Night Market Food Stall in Vietiane

Food stall at the northern night market

Market on the Mekong at dusk - Vientiane

The Riverside Night Market

The main Night Market is one of those markets almost entirely geared towards tourists.  Every evening the area around the riverside becomes a hive of activity.  The market is just one part of that.  There is a long boulevard that stretches for miles and attracts many locals to promenade, cycle, run, roller skate and generally hang around in the cooler evening air.  We went there for the sunsets.  Parts of the area are dedicated to outdoor aerobics classes:

Outdoor fitness class at sunset in Vientiane

Other less active folk walked up and down, munched on street food and enjoyed the impressive sunsets.

Sunset over the Mekong in Vietiane

What else is there to say about this strange little city?

Expensive Lexus in Vientiane

There is an almost inexplicable proliferation of expensive, new and shiny 4×4 cars and pick-up trucks clogging the roads.  Apparently, it is not due to some import/export loophole making them cheaper; these cars are MORE expensive here than almost anywhere else.
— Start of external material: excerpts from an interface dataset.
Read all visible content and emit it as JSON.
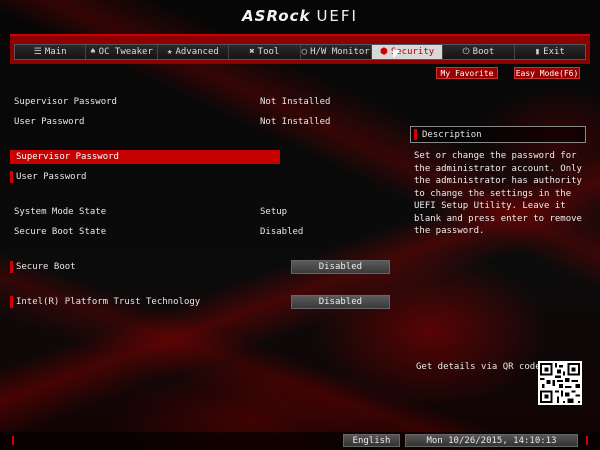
{
  "header": {
    "brand": "ASRock",
    "product": "UEFI"
  },
  "tabs": [
    {
      "label": "Main",
      "icon": "list-icon",
      "glyph": "☰"
    },
    {
      "label": "OC Tweaker",
      "icon": "rocket-icon",
      "glyph": "♠"
    },
    {
      "label": "Advanced",
      "icon": "star-icon",
      "glyph": "★"
    },
    {
      "label": "Tool",
      "icon": "tools-icon",
      "glyph": "✖"
    },
    {
      "label": "H/W Monitor",
      "icon": "monitor-icon",
      "glyph": "◯"
    },
    {
      "label": "Security",
      "icon": "shield-icon",
      "glyph": "⬢",
      "active": true
    },
    {
      "label": "Boot",
      "icon": "power-icon",
      "glyph": "⏻"
    },
    {
      "label": "Exit",
      "icon": "exit-icon",
      "glyph": "▮"
    }
  ],
  "quick_buttons": {
    "favorite": "My Favorite",
    "easy_mode": "Easy Mode(F6)"
  },
  "info": {
    "supervisor_label": "Supervisor Password",
    "supervisor_value": "Not Installed",
    "user_label": "User Password",
    "user_value": "Not Installed"
  },
  "actions": {
    "supervisor_password": "Supervisor Password",
    "user_password": "User Password"
  },
  "state": {
    "system_mode_label": "System Mode State",
    "system_mode_value": "Setup",
    "secure_boot_state_label": "Secure Boot State",
    "secure_boot_state_value": "Disabled"
  },
  "options": {
    "secure_boot_label": "Secure Boot",
    "secure_boot_value": "Disabled",
    "ptt_label": "Intel(R) Platform Trust Technology",
    "ptt_value": "Disabled"
  },
  "description": {
    "title": "Description",
    "text": "Set or change the password for the administrator account. Only the administrator has authority to change the settings in the UEFI Setup Utility. Leave it blank and press enter to remove the password.",
    "qr_label": "Get details via QR code"
  },
  "status": {
    "language": "English",
    "datetime": "Mon 10/26/2015, 14:10:13"
  },
  "colors": {
    "accent": "#c40000",
    "tab_active_bg": "#d8d8d8",
    "background": "#000000"
  }
}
So, why are there so many of them?  The answer seems to be corruption and pride.  ‘Government officials’ were reported to us to own most of these new status symbols, along with a few lucky ‘buisness men’.   Those who have money are absolutely of the mind that they have to display it and thus, the number of these massive vehicles continues to grow.   It is very easy to forget that you are in one of the poorest countries in the world when you are waiting for a gap in the traffic between 20 of these cars in a row.

Fallen frangipani after the rain

There is quite a variety of food on offer.  We enjoyed some good Malaysian and Indian meals (loving the levels of spice and flavour that had been absent from our diets for so long in Vietnam) and also some pretty good european food like chicken steaks and croissants.  Like Vietnam, they know how to make an excellent baguette but the prices were FAR higher for bread as for all food.  Even when we sought out basic, vegetarian, side of the road fried rice dishes we were still paying at least twice what we would have paid in Vietnam and Cambodia, and surprisingly, more than Malaysia and Thailand too.   It turned out to be one of our most expensive months so far in our travels.

black and white street portrait of a man on a ladder

The guidebooks describe Vientiane as ‘sleepy’ and often refer to the the alternative interpretation of the acronym LPDR.  It actually stands for Laos People’s Democratic Republic but is often quoted to mean Laos – Please Don’t Rush.  I’m not sure how I feel about that.  I don’t think you can paint a whole population as being lazy and I can only speak of our own experiences.  We were not kept waiting after a time had been set for someting like in India and the pavements were not busy enough to get stuck behind slow walkers like in many cities we’ve visited.  We did find the shop keepers and market stall holders more relaxed, or perhaps more specifically, less bothered to do business.  Similarly the tuk tuk drivers were unlike any we’ve come across before.  Mostly, they didn’t even bother asking if we wanted transport!  They reposed in their hammocks or on benches, napped, chatted amongst themselves and only occasionally looked up to inquire about some business.

Tuk tuk driver in a hammock asleep

Also, it rained. A lot. Almost everyday.

sunset over the Mekong river in Vientiane

So, that was our 30 days in Vientiane. Comments and questions are always welcome – is there something about the city that I didn’t cover?

temple tree in Vientiane, Laos

 Vientiane, Laos: 20th June – 19h July 2013

5 thoughts on “A Month in Vientiane, the Little Capital of Laos”

  1. Pingback: Laos: Classic Cars in the Capital
  2. Trackback: Laos: Classic Cars in the Capital
  3. Pingback: Babymoon in Vientiane, Laos | Babymoon Travel Ideas, Tips, and Itineraries
  4. Trackback: Babymoon in Vientiane, Laos | Babymoon Travel Ideas, Tips, and Itineraries

Leave a Reply

Your email address will not be published. Required fields are marked *